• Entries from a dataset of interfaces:

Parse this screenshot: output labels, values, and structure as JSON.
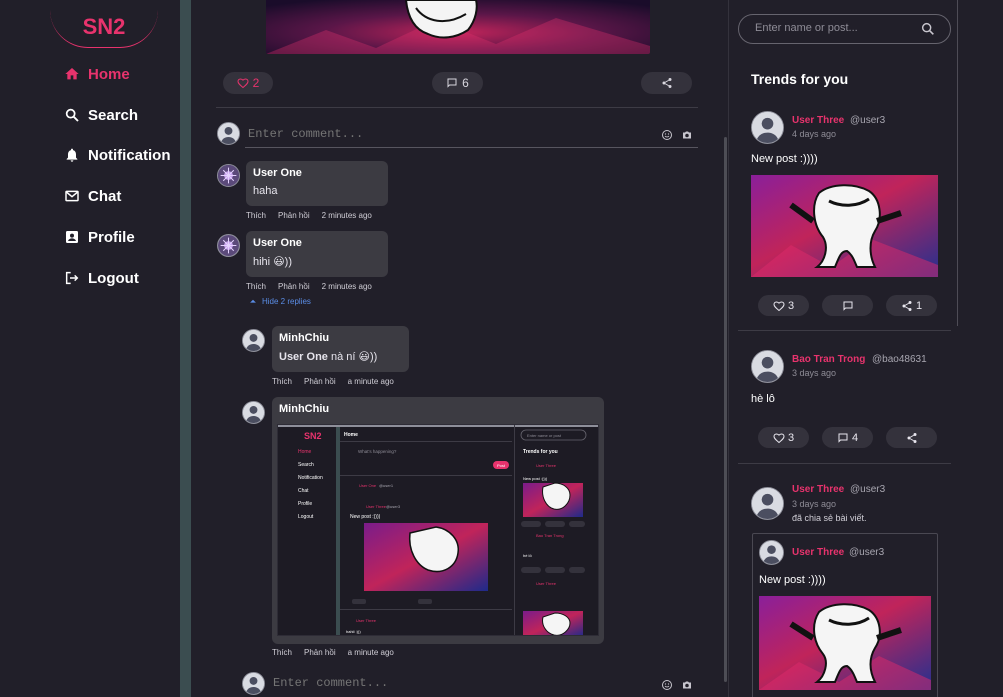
{
  "brand": {
    "logo": "SN2",
    "accent": "#e8336d"
  },
  "sidebar": {
    "items": [
      {
        "label": "Home",
        "icon": "home-icon",
        "active": true
      },
      {
        "label": "Search",
        "icon": "search-icon",
        "active": false
      },
      {
        "label": "Notification",
        "icon": "bell-icon",
        "active": false
      },
      {
        "label": "Chat",
        "icon": "mail-icon",
        "active": false
      },
      {
        "label": "Profile",
        "icon": "profile-card-icon",
        "active": false
      },
      {
        "label": "Logout",
        "icon": "logout-icon",
        "active": false
      }
    ]
  },
  "post": {
    "likes": "2",
    "comments": "6",
    "comment_placeholder": "Enter comment..."
  },
  "comments": [
    {
      "author": "User One",
      "text": "haha",
      "like": "Thích",
      "reply": "Phản hồi",
      "time": "2 minutes ago"
    },
    {
      "author": "User One",
      "text": "hihi",
      "emoji": "😃",
      "text_after": "))",
      "like": "Thích",
      "reply": "Phản hồi",
      "time": "2 minutes ago",
      "toggle": "Hide 2 replies"
    }
  ],
  "replies": [
    {
      "author": "MinhChiu",
      "mention": "User One",
      "text": " nà ní ",
      "emoji": "😃",
      "text_after": "))",
      "like": "Thích",
      "reply": "Phản hồi",
      "time": "a minute ago"
    },
    {
      "author": "MinhChiu",
      "like": "Thích",
      "reply": "Phản hồi",
      "time": "a minute ago"
    }
  ],
  "reply_input_placeholder": "Enter comment...",
  "embedded_screenshot": {
    "logo": "SN2",
    "nav": [
      "Home",
      "Search",
      "Notification",
      "Chat",
      "Profile",
      "Logout"
    ],
    "header": "Home",
    "whats_happening": "What's happening?",
    "post_button": "Post",
    "trends": "Trends for you",
    "search": "Enter name or post",
    "feed_user": "User One",
    "feed_handle": "@user1",
    "feed_user2": "User Three",
    "feed_handle2": "@user3",
    "feed_text": "New post :))))",
    "trend_user": "User Three",
    "trend_text": "New post :))))",
    "trend_user2": "Bao Tran Trong",
    "trend_text2": "hè lô",
    "footer_text": "hahii :)))"
  },
  "right": {
    "search_placeholder": "Enter name or post...",
    "title": "Trends for you",
    "trends": [
      {
        "name": "User Three",
        "handle": "@user3",
        "time": "4 days ago",
        "text": "New post :))))",
        "likes": "3",
        "comments": "",
        "shares": "1"
      },
      {
        "name": "Bao Tran Trong",
        "handle": "@bao48631",
        "time": "3 days ago",
        "text": "hè lô",
        "likes": "3",
        "comments": "4",
        "shares": ""
      },
      {
        "name": "User Three",
        "handle": "@user3",
        "time": "3 days ago",
        "text": "đã chia sẻ bài viết.",
        "shared": {
          "name": "User Three",
          "handle": "@user3",
          "text": "New post :))))"
        }
      }
    ]
  }
}
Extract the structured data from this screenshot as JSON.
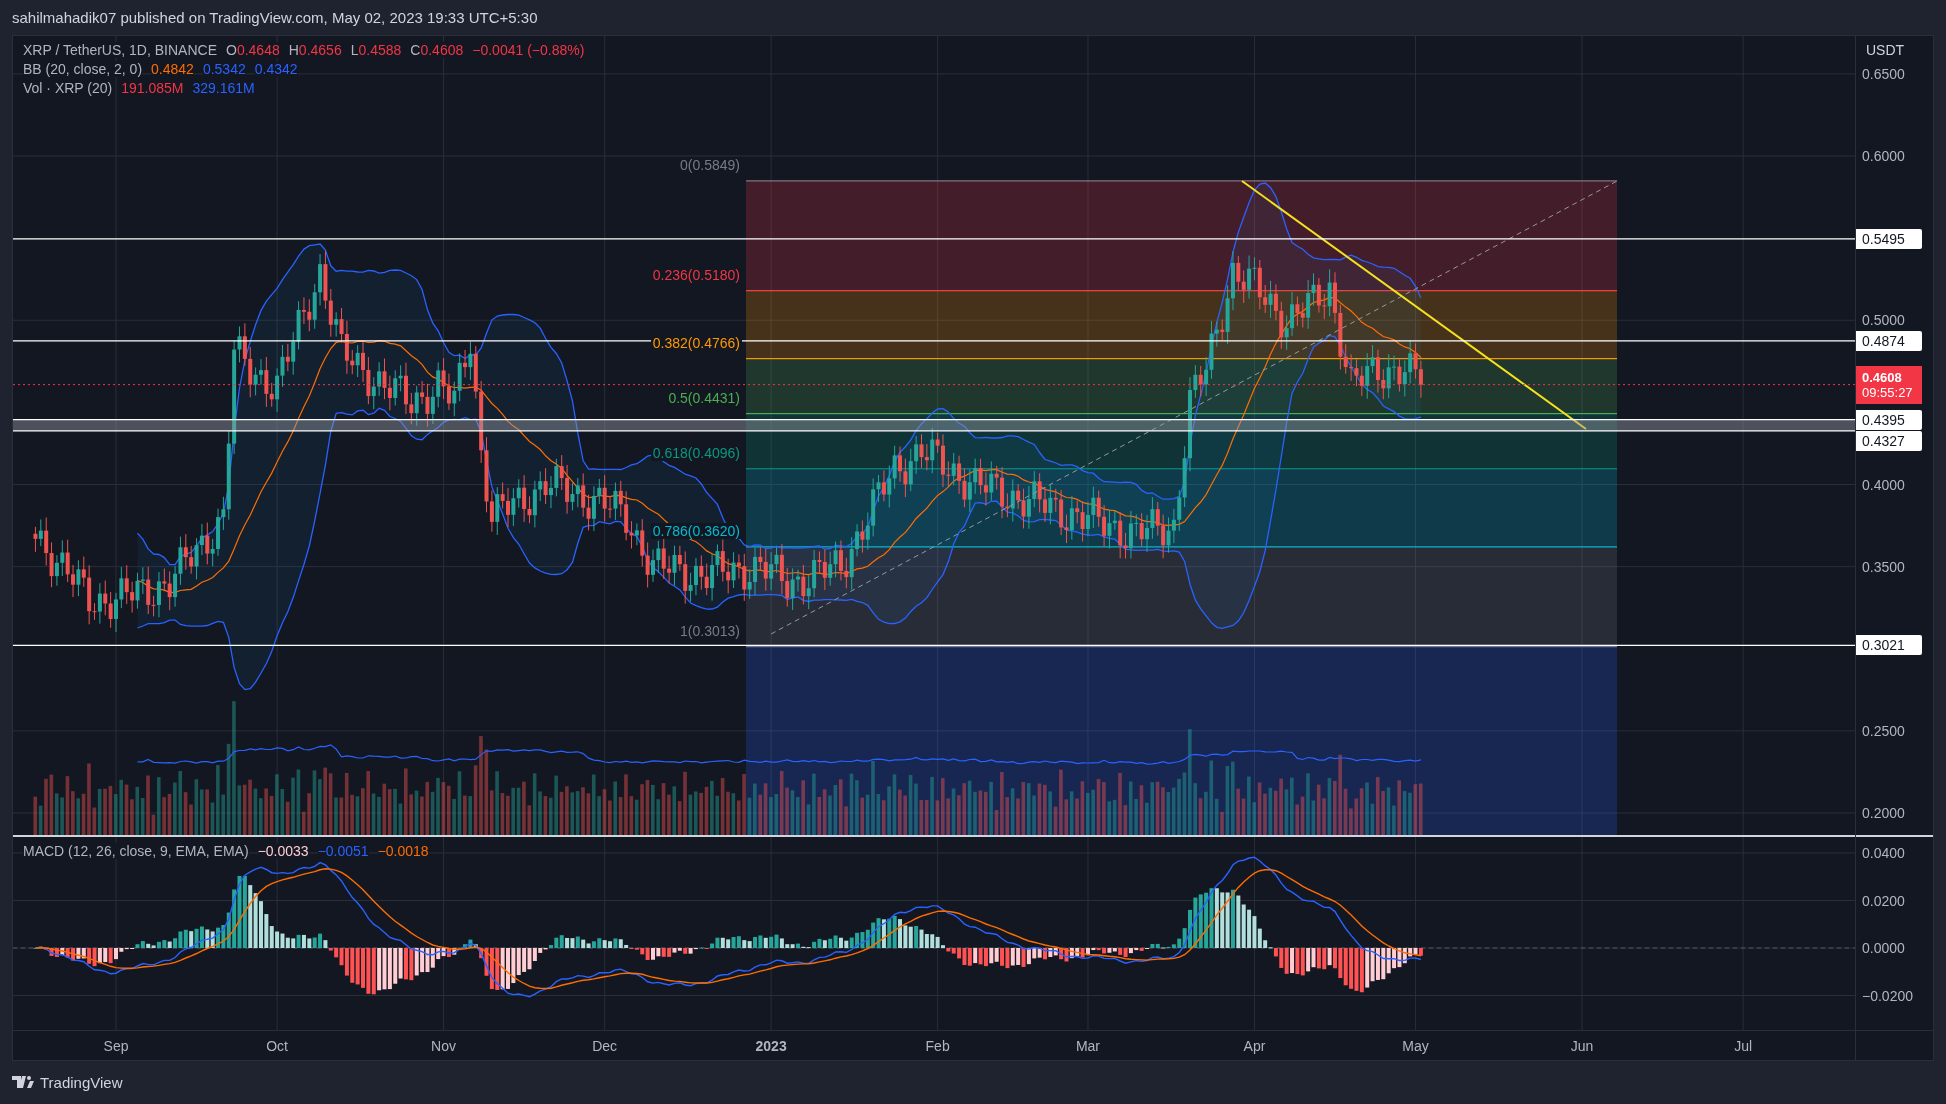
{
  "header": {
    "text": "sahilmahadik07 published on TradingView.com, May 02, 2023 19:33 UTC+5:30"
  },
  "legend": {
    "symbol": "XRP / TetherUS, 1D, BINANCE",
    "ohlc": [
      {
        "key": "O",
        "value": "0.4648"
      },
      {
        "key": "H",
        "value": "0.4656"
      },
      {
        "key": "L",
        "value": "0.4588"
      },
      {
        "key": "C",
        "value": "0.4608"
      }
    ],
    "change": "−0.0041 (−0.88%)",
    "indicators": [
      {
        "label": "BB (20, close, 2, 0)",
        "values": [
          {
            "text": "0.4842",
            "color": "#ff6d00"
          },
          {
            "text": "0.5342",
            "color": "#2962ff"
          },
          {
            "text": "0.4342",
            "color": "#2962ff"
          }
        ]
      },
      {
        "label": "Vol · XRP (20)",
        "values": [
          {
            "text": "191.085M",
            "color": "#f23645"
          },
          {
            "text": "329.161M",
            "color": "#2962ff"
          }
        ]
      }
    ]
  },
  "price_axis": {
    "unit": "USDT",
    "ticks": [
      "0.6500",
      "0.6000",
      "0.5000",
      "0.4000",
      "0.3500",
      "0.2500",
      "0.2000"
    ]
  },
  "horizontal_lines": [
    {
      "label": "0.5495"
    },
    {
      "label": "0.4874"
    },
    {
      "label": "0.3021"
    }
  ],
  "support_zone": {
    "top_label": "0.4395",
    "bottom_label": "0.4327"
  },
  "current_price": {
    "price": "0.4608",
    "countdown": "09:55:27"
  },
  "fib_levels": [
    {
      "label": "0(0.5849)",
      "color": "#787b86"
    },
    {
      "label": "0.236(0.5180)",
      "color": "#f23645"
    },
    {
      "label": "0.382(0.4766)",
      "color": "#ff9800"
    },
    {
      "label": "0.5(0.4431)",
      "color": "#4caf50"
    },
    {
      "label": "0.618(0.4096)",
      "color": "#089981"
    },
    {
      "label": "0.786(0.3620)",
      "color": "#00bcd4"
    },
    {
      "label": "1(0.3013)",
      "color": "#787b86"
    }
  ],
  "macd": {
    "label": "MACD (12, 26, close, 9, EMA, EMA)",
    "values": [
      {
        "text": "−0.0033",
        "color": "#ffcdd2"
      },
      {
        "text": "−0.0051",
        "color": "#2962ff"
      },
      {
        "text": "−0.0018",
        "color": "#ff6d00"
      }
    ],
    "ticks": [
      "0.0400",
      "0.0200",
      "0.0000",
      "−0.0200"
    ]
  },
  "time_axis": [
    {
      "label": "Sep",
      "kind": "month"
    },
    {
      "label": "Oct",
      "kind": "month"
    },
    {
      "label": "Nov",
      "kind": "month"
    },
    {
      "label": "Dec",
      "kind": "month"
    },
    {
      "label": "2023",
      "kind": "year"
    },
    {
      "label": "Feb",
      "kind": "month"
    },
    {
      "label": "Mar",
      "kind": "month"
    },
    {
      "label": "Apr",
      "kind": "month"
    },
    {
      "label": "May",
      "kind": "month"
    },
    {
      "label": "Jun",
      "kind": "month"
    },
    {
      "label": "Jul",
      "kind": "month"
    }
  ],
  "footer": {
    "brand": "TradingView"
  }
}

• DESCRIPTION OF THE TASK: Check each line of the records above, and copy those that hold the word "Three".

• TASK SOLUTION:
    "feed_user2": "User Three",
    "trend_user": "User Three",
        "name": "User Three",
        "name": "User Three",
          "name": "User Three",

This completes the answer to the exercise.